The effect from clothing is likely to be twofold, Rutchick says. Rutchick states, “When I dress in the clothes I feel certain that way.” And, he adds, “I [also] feel what people think of me, which is likely to alter my behavior and the way I think about myself.”
The effect of that feedback is apparent in the cosplay crowd, where people rush to compliment one another on their costumes and snap photos.
Riki LeCotey known as a well-known and well-loved cosplayer from Atlanta who is known by the stage name Riddle she says the power she finds in cosplay stems both from the costumes and the people’s reactions. “Someone says”You’re the perfect Black Cat [a character from Spiderman]. You’re thinking “Oh they think that I’m sexually attractive.” The outfit makes me feel very sexy. Perhaps I’m sexy,’ ” she says.
LeCotey noted that these feelings can last long after the con. “You sort of recall the costume when you take off your costume. You may also go through images and feel a sense of remembrance. If you repeat the same thing over and over, it just stays with you. It’s like a memory of sexuality.” LeCotey believes that cosplay has helped her become far more confident than she was as a shy teenager years ago when she began.

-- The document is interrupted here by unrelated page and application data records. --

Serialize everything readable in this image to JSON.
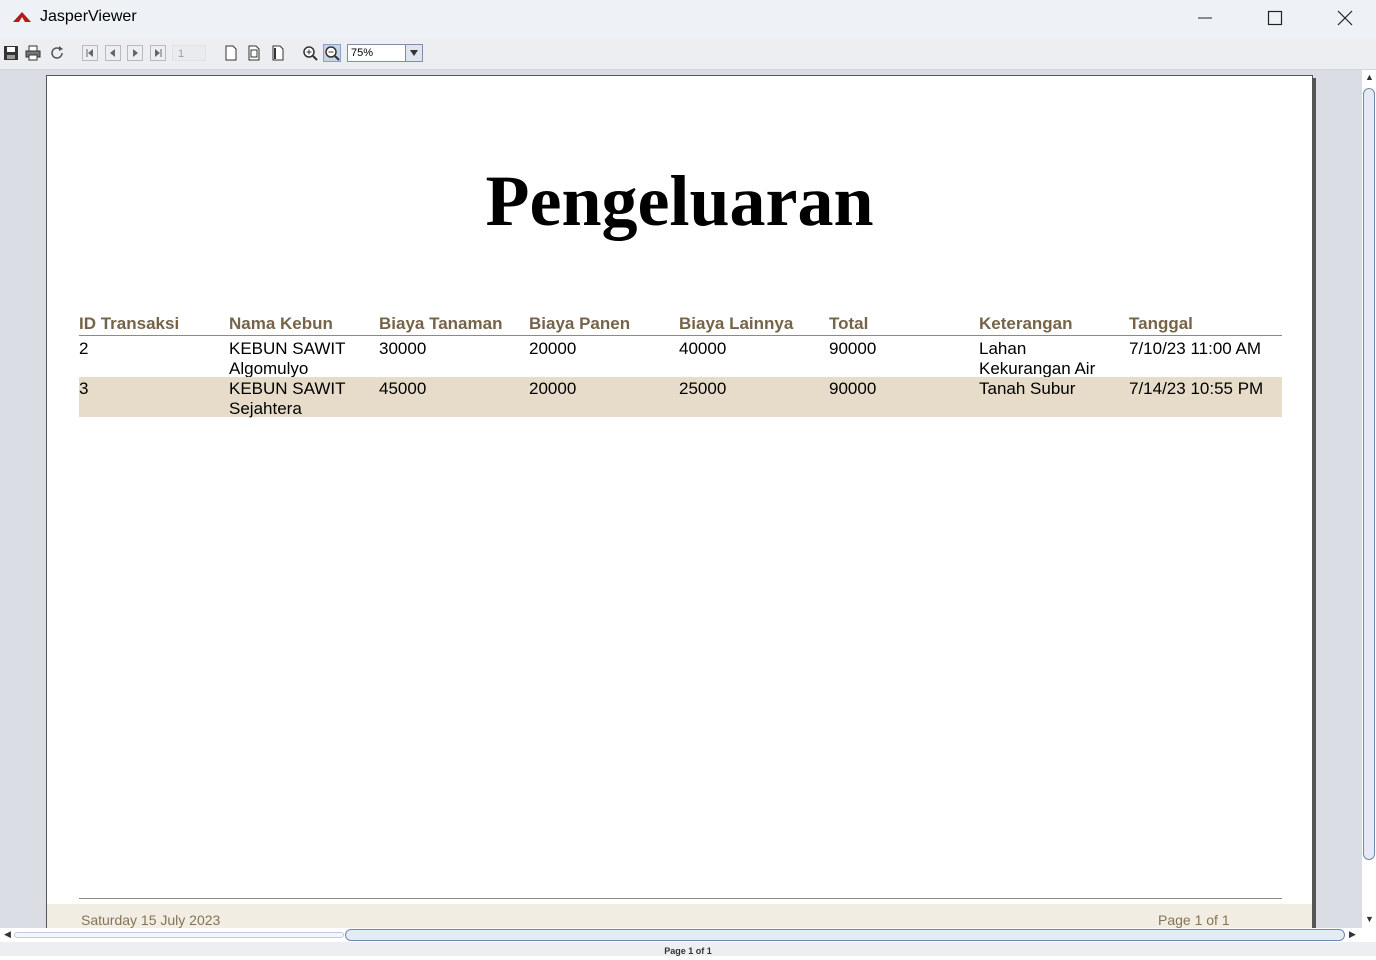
{
  "window": {
    "title": "JasperViewer"
  },
  "toolbar": {
    "page_number": "1",
    "zoom": "75%",
    "buttons": [
      "save-icon",
      "print-icon",
      "reload-icon",
      "first-page-icon",
      "previous-page-icon",
      "next-page-icon",
      "last-page-icon",
      "actual-size-icon",
      "fit-page-icon",
      "fit-width-icon",
      "zoom-in-icon",
      "zoom-out-icon"
    ]
  },
  "report": {
    "title": "Pengeluaran",
    "columns": [
      "ID Transaksi",
      "Nama Kebun",
      "Biaya Tanaman",
      "Biaya Panen",
      "Biaya Lainnya",
      "Total",
      "Keterangan",
      "Tanggal"
    ],
    "rows": [
      {
        "id": "2",
        "nama_kebun_1": "KEBUN SAWIT",
        "nama_kebun_2": "Algomulyo",
        "biaya_tanaman": "30000",
        "biaya_panen": "20000",
        "biaya_lainnya": "40000",
        "total": "90000",
        "keterangan_1": "Lahan",
        "keterangan_2": "Kekurangan Air",
        "tanggal": "7/10/23 11:00 AM"
      },
      {
        "id": "3",
        "nama_kebun_1": "KEBUN SAWIT",
        "nama_kebun_2": "Sejahtera",
        "biaya_tanaman": "45000",
        "biaya_panen": "20000",
        "biaya_lainnya": "25000",
        "total": "90000",
        "keterangan_1": "Tanah Subur",
        "keterangan_2": "",
        "tanggal": "7/14/23 10:55 PM"
      }
    ],
    "footer_date": "Saturday 15 July 2023",
    "footer_page": "Page 1 of 1"
  },
  "status_bar": {
    "text": "Page 1 of 1"
  },
  "colors": {
    "header_text": "#766449",
    "alt_row": "#e7dcc9",
    "footer_band": "#f2ede3",
    "viewer_bg": "#dadde4"
  }
}
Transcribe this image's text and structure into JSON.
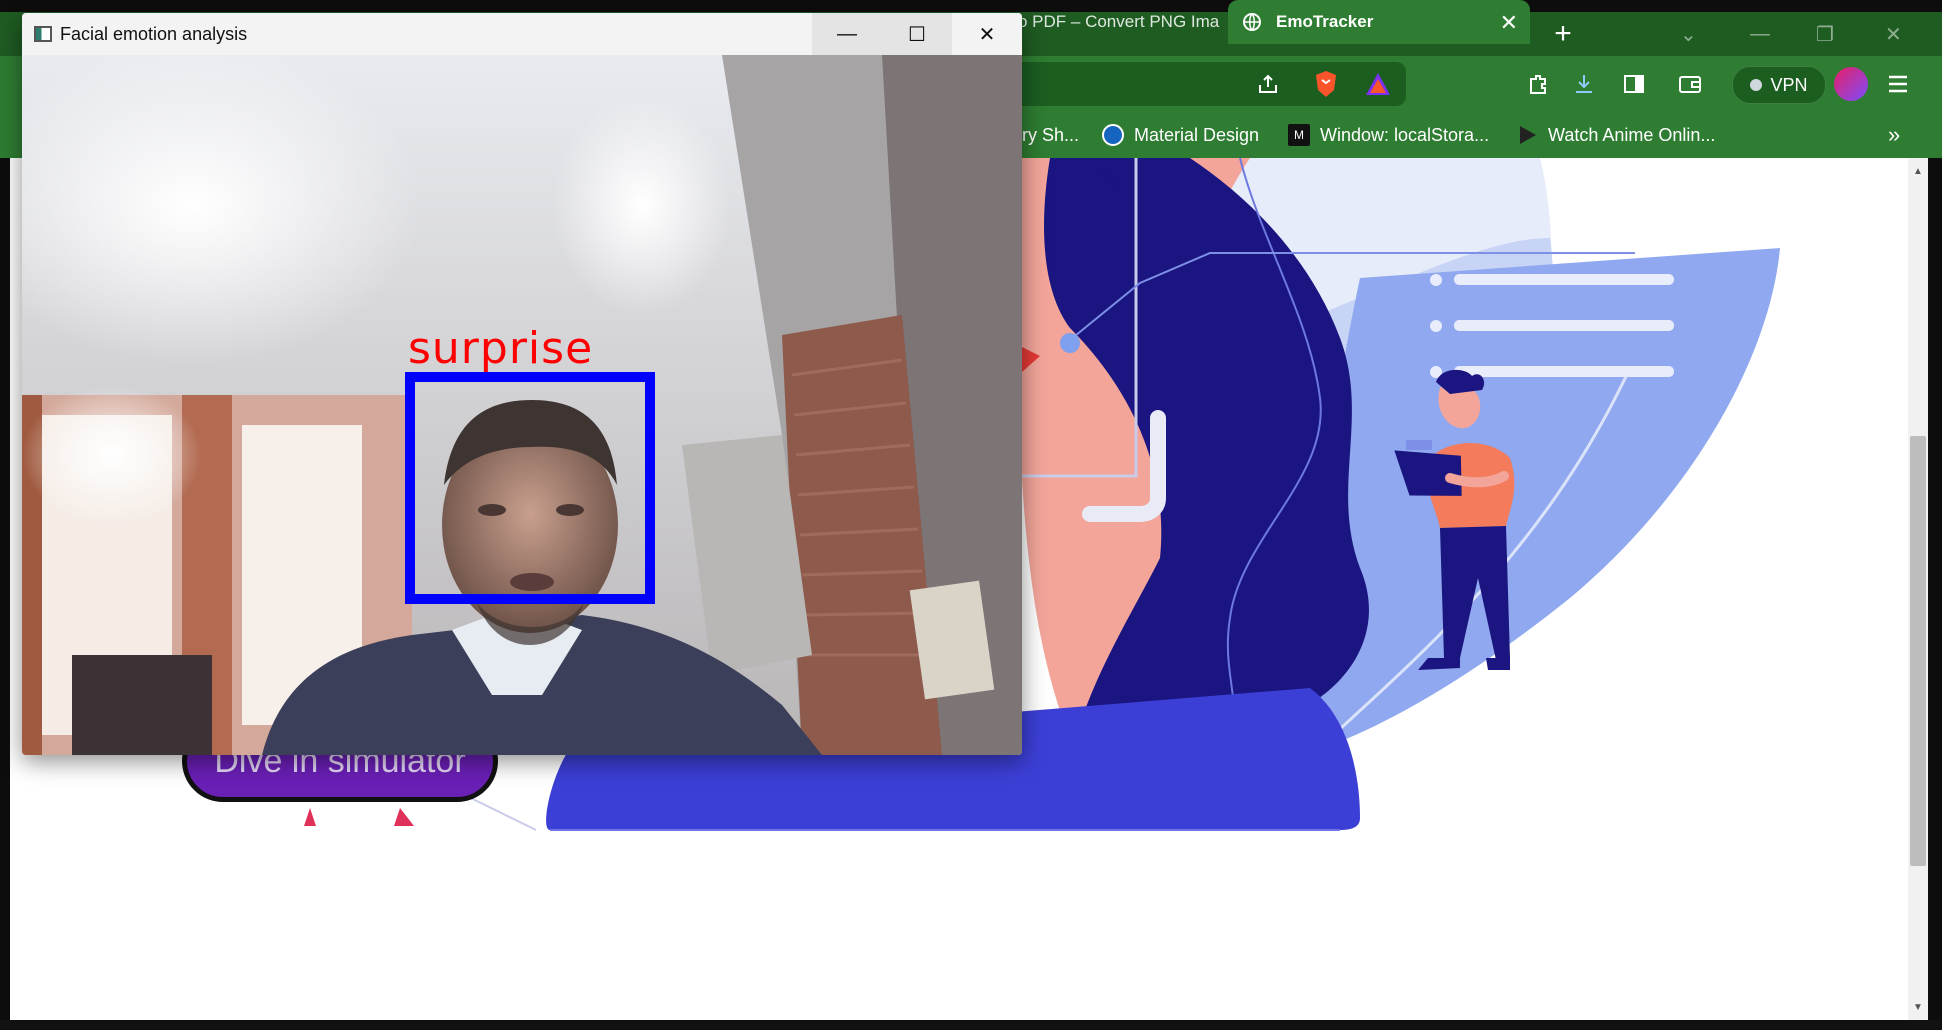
{
  "browser": {
    "tabs": [
      {
        "label": "o PDF – Convert PNG Ima",
        "active": false
      },
      {
        "label": "EmoTracker",
        "active": true
      }
    ],
    "new_tab_symbol": "+",
    "toolbar_icons": [
      "share-icon",
      "brave-shield-icon",
      "brave-rewards-icon",
      "extensions-icon",
      "download-icon",
      "sidebar-icon",
      "wallet-icon",
      "menu-icon"
    ],
    "vpn_label": "VPN",
    "bookmarks": [
      {
        "label": "ry Sh...",
        "icon": "bookmark-icon"
      },
      {
        "label": "Material Design",
        "icon": "material-icon"
      },
      {
        "label": "Window: localStora...",
        "icon": "mdn-icon"
      },
      {
        "label": "Watch Anime Onlin...",
        "icon": "play-icon"
      }
    ],
    "bookmarks_overflow": "»",
    "colors": {
      "chrome": "#2e7d32",
      "tabstrip": "#1f5c22"
    }
  },
  "page": {
    "cta_label": "Dive in simulator",
    "colors": {
      "primary": "#3c3fd6",
      "cta": "#6a1fb5"
    }
  },
  "app_window": {
    "title": "Facial emotion analysis",
    "controls": {
      "minimize": "—",
      "maximize": "☐",
      "close": "✕"
    },
    "detection": {
      "label": "surprise",
      "box_color": "#0000ff",
      "label_color": "#ff0000"
    }
  }
}
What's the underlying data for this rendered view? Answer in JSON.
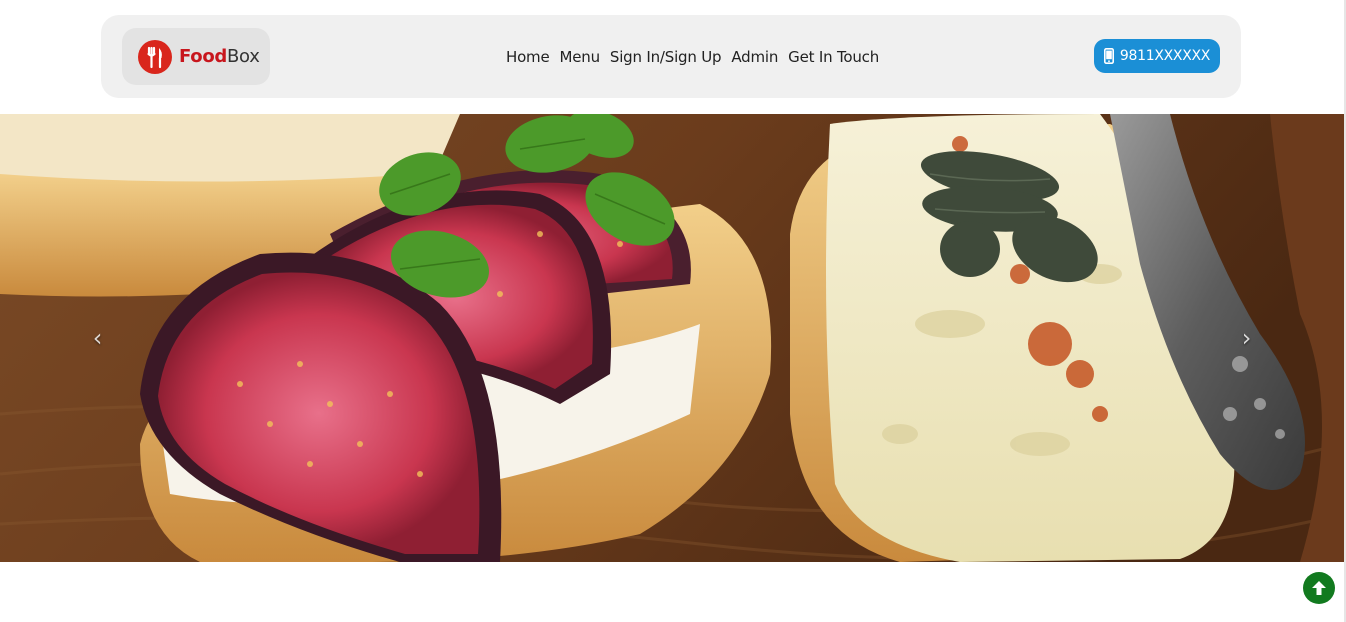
{
  "brand": {
    "name_bold": "Food",
    "name_rest": "Box",
    "icon": "utensils-icon",
    "accent": "#c8161d"
  },
  "nav": {
    "items": [
      "Home",
      "Menu",
      "Sign In/Sign Up",
      "Admin",
      "Get In Touch"
    ]
  },
  "contact": {
    "phone": "9811XXXXXX",
    "icon": "mobile-phone-icon",
    "color": "#1b8fd6"
  },
  "carousel": {
    "prev_icon": "chevron-left-icon",
    "next_icon": "chevron-right-icon",
    "prev_glyph": "‹",
    "next_glyph": "›"
  },
  "scroll_top": {
    "icon": "arrow-up-circle-icon",
    "color": "#127a1f"
  }
}
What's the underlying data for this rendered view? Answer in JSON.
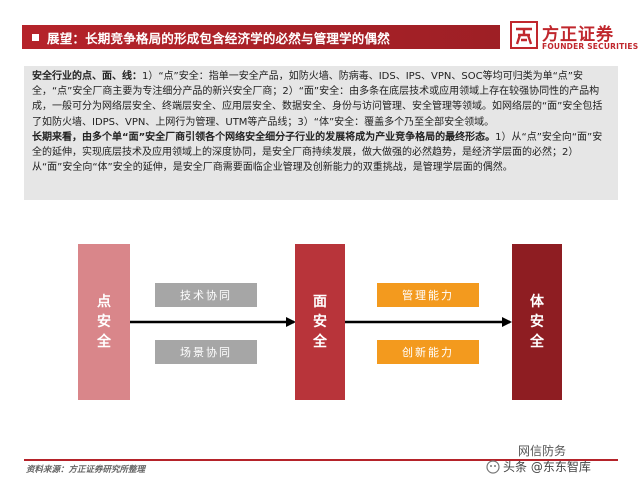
{
  "header": {
    "title": "展望：长期竞争格局的形成包含经济学的必然与管理学的偶然",
    "logo_cn": "方正证券",
    "logo_en": "FOUNDER SECURITIES"
  },
  "summary": {
    "p1_lead": "安全行业的点、面、线：",
    "p1_body": "1）“点”安全：指单一安全产品，如防火墙、防病毒、IDS、IPS、VPN、SOC等均可归类为单“点”安全，“点”安全厂商主要为专注细分产品的新兴安全厂商；2）“面”安全：由多条在底层技术或应用领域上存在较强协同性的产品构成，一般可分为网络层安全、终端层安全、应用层安全、数据安全、身份与访问管理、安全管理等领域。如网络层的“面”安全包括了如防火墙、IDPS、VPN、上网行为管理、UTM等产品线；3）“体”安全：覆盖多个乃至全部安全领域。",
    "p2_lead": "长期来看，由多个单“面”安全厂商引领各个网络安全细分子行业的发展将成为产业竞争格局的最终形态。",
    "p2_body": "1）从“点”安全向“面”安全的延伸，实现底层技术及应用领域上的深度协同，是安全厂商持续发展，做大做强的必然趋势，是经济学层面的必然；2）从“面”安全向“体”安全的延伸，是安全厂商需要面临企业管理及创新能力的双重挑战，是管理学层面的偶然。"
  },
  "diagram": {
    "block_point": "点安全",
    "block_surface": "面安全",
    "block_body": "体安全",
    "tag_tech": "技术协同",
    "tag_scene": "场景协同",
    "tag_mgmt": "管理能力",
    "tag_innov": "创新能力"
  },
  "footer": {
    "source": "资料来源：方正证券研究所整理",
    "watermark_title": "网信防务",
    "watermark": "头条 @东东智库"
  },
  "colors": {
    "brand_red": "#b5232a",
    "block_light": "#d9868a",
    "block_mid": "#b8343a",
    "block_dark": "#8e1d22",
    "tag_gray": "#a6a6a6",
    "tag_orange": "#f39a1e"
  }
}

In the most fundamental sense, LeCotey states that “[cosplaying is about embodying the characters you are passionate about.” This for her is choosing characters she identifies with because of the same history or an attribute that she is awestruck by. The results show that a quarter of the cosplayers agree with her. They select their characters based on their psychological characteristics or their stories, according to a survey in The Journal of Cult Media.
The clothes serve as a channel to these characteristics but it doesn’t have to be extravagant. Jennifer Breedon, a Washington, D.C. AwesomeCon attendee said that she woke up on the morning of and decided to dress in Black Widow’s clothing. She’s wearing an all-leather jacket, combat boots as well as black tights. It’s not Natasha Romanova’s leather catsuit, and there’s no S.H.I.E.L.D. patch to identify the Marvel Comics hero. However, it does work for Breedon. “And this moment I’m channeling the character, that person, that portion of me has that affinity with them.”
She refers to it as a subtler cosplay. She chooses characters that tend to wear simpler or casual clothes. It’s not easy to spot however, it’s there. I’m sure of what it is,” she says.
It’s often hard to spot the costumes such as Jessica Jones’s grey hoodie and jeans as well as her boots which are all part of Marvel Comics. However, Breeden claims that in the most difficult moment in her life, when she felt alone and defeated, the clothing helped her gain the courage to keep moving forward.
Breedon, 32, said that she was feeling like a failure decade back. Breedon struggled with an eating disorder, drug abuse, and one suicide attempt. In the process, “I hurt a lot of people.” She claims that in the time since rehab, her life and health have been in danger. “Even now, I feel an undercurrent shame and I need to deal with it every single day.”
She finished law school and got an internship. She shared the news with all. She was fired within a couple of months saying that it wasn’t the right match. She began to feel depressed and was thinking, “I’ll never feel good enough.”
Three days in a row, Breedon says, she sat alone in her apartment watching Jessica Jones. In her grey hoodie, she dressed exactly like Jessica. “I had to be Jessica,” she says. “The Hoodie gave me a purpose. Jessica Jones always says, “I do not want to work in your law firm or S.H.I.E.L.D. Or whatever. She was free to do whatever she wanted. This made me think “Maybe I’m not destined to work for this company.’ I just felt at peace.”